Page and application data records

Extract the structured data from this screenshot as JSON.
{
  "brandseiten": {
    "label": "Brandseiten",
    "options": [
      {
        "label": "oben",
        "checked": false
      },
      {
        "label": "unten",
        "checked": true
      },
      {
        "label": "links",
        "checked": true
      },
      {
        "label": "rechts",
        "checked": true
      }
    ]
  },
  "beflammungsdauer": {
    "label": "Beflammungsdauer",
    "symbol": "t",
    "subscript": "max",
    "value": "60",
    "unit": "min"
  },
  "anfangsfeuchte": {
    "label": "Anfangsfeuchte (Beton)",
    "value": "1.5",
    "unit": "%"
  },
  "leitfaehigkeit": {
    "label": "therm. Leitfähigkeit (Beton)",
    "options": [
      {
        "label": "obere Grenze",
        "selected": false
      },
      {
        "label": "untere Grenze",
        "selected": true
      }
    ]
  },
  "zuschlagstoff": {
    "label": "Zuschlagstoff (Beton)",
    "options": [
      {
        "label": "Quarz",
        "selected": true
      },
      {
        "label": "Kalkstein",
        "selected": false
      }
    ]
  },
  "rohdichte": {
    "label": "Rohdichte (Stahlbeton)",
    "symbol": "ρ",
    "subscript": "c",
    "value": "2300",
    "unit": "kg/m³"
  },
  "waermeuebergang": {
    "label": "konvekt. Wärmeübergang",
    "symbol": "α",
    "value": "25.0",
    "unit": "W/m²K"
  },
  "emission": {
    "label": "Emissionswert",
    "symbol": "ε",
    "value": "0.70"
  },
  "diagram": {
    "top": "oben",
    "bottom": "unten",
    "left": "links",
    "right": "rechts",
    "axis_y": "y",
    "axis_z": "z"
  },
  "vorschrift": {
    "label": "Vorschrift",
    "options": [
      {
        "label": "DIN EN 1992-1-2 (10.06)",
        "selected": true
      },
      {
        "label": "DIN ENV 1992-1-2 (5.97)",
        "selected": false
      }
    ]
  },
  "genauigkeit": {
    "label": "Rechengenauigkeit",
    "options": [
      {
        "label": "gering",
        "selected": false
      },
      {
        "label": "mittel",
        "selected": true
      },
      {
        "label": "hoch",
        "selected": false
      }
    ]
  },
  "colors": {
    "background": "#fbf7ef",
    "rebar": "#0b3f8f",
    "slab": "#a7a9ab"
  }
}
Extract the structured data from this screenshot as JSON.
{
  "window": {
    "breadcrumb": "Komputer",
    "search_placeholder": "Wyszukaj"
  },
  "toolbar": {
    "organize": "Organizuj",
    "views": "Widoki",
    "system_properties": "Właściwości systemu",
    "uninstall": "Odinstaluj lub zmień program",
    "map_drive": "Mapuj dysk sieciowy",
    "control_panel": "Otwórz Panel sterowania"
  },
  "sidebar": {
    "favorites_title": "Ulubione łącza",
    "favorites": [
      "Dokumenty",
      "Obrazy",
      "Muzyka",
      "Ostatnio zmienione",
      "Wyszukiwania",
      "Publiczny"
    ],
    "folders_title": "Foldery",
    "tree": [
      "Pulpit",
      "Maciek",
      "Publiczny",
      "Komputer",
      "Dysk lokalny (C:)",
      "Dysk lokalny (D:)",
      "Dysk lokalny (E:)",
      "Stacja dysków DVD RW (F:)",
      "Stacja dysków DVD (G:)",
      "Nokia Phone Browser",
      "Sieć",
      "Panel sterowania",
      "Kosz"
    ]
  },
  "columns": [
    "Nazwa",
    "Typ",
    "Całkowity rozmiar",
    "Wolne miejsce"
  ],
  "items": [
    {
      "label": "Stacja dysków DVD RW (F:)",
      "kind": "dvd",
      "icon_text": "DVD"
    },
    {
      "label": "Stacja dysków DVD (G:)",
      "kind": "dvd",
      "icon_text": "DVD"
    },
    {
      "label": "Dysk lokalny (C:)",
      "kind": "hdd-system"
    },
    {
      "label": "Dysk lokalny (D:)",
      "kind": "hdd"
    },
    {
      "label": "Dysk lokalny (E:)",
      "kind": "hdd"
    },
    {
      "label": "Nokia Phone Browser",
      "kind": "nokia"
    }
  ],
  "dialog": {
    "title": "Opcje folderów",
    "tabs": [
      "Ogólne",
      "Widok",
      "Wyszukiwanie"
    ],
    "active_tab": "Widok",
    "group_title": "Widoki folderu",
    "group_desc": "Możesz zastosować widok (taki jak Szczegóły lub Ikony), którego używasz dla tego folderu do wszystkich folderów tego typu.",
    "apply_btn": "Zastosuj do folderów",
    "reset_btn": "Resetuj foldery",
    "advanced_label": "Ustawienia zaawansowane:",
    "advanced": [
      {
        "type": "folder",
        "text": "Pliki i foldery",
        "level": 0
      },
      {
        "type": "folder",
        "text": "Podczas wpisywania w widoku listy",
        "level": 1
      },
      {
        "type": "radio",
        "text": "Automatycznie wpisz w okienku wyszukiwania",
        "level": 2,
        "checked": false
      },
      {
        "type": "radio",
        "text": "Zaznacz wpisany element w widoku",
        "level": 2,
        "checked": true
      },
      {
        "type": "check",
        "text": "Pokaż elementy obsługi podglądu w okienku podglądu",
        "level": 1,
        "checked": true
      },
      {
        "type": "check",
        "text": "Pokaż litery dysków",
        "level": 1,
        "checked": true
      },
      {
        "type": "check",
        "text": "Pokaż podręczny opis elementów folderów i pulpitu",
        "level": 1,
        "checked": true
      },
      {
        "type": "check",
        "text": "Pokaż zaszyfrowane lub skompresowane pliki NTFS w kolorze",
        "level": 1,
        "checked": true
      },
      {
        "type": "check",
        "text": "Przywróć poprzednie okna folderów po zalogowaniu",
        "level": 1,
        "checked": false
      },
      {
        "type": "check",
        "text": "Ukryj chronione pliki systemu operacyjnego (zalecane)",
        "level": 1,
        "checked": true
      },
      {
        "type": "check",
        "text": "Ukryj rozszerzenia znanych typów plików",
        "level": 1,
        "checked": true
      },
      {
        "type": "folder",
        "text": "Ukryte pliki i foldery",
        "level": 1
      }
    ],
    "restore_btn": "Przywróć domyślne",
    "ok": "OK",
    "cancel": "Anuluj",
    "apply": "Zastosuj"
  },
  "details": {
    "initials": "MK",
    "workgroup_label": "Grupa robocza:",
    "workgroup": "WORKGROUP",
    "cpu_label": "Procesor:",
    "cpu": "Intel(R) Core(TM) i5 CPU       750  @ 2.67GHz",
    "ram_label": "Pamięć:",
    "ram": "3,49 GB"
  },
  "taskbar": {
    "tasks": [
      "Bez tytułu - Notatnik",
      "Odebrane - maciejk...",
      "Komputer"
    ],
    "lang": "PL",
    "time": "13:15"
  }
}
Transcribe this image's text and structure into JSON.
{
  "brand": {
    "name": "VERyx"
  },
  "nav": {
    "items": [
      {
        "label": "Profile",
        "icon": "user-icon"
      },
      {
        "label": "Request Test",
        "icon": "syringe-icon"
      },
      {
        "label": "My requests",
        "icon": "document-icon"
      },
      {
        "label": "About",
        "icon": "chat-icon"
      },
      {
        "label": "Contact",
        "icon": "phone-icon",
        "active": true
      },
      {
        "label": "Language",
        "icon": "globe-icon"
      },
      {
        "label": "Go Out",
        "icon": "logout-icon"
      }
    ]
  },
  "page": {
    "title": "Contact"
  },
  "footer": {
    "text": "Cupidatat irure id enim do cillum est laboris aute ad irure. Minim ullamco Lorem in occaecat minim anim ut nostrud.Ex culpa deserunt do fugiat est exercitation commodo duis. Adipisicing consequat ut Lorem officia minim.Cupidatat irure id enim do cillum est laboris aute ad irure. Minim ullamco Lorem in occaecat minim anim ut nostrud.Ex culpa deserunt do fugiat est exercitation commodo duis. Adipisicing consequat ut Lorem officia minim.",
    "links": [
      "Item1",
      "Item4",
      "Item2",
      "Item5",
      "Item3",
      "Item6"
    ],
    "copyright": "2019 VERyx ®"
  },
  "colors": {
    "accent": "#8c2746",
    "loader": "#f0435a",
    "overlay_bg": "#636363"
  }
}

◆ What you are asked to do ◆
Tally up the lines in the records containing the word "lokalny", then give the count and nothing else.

◆ Answer section ◆
6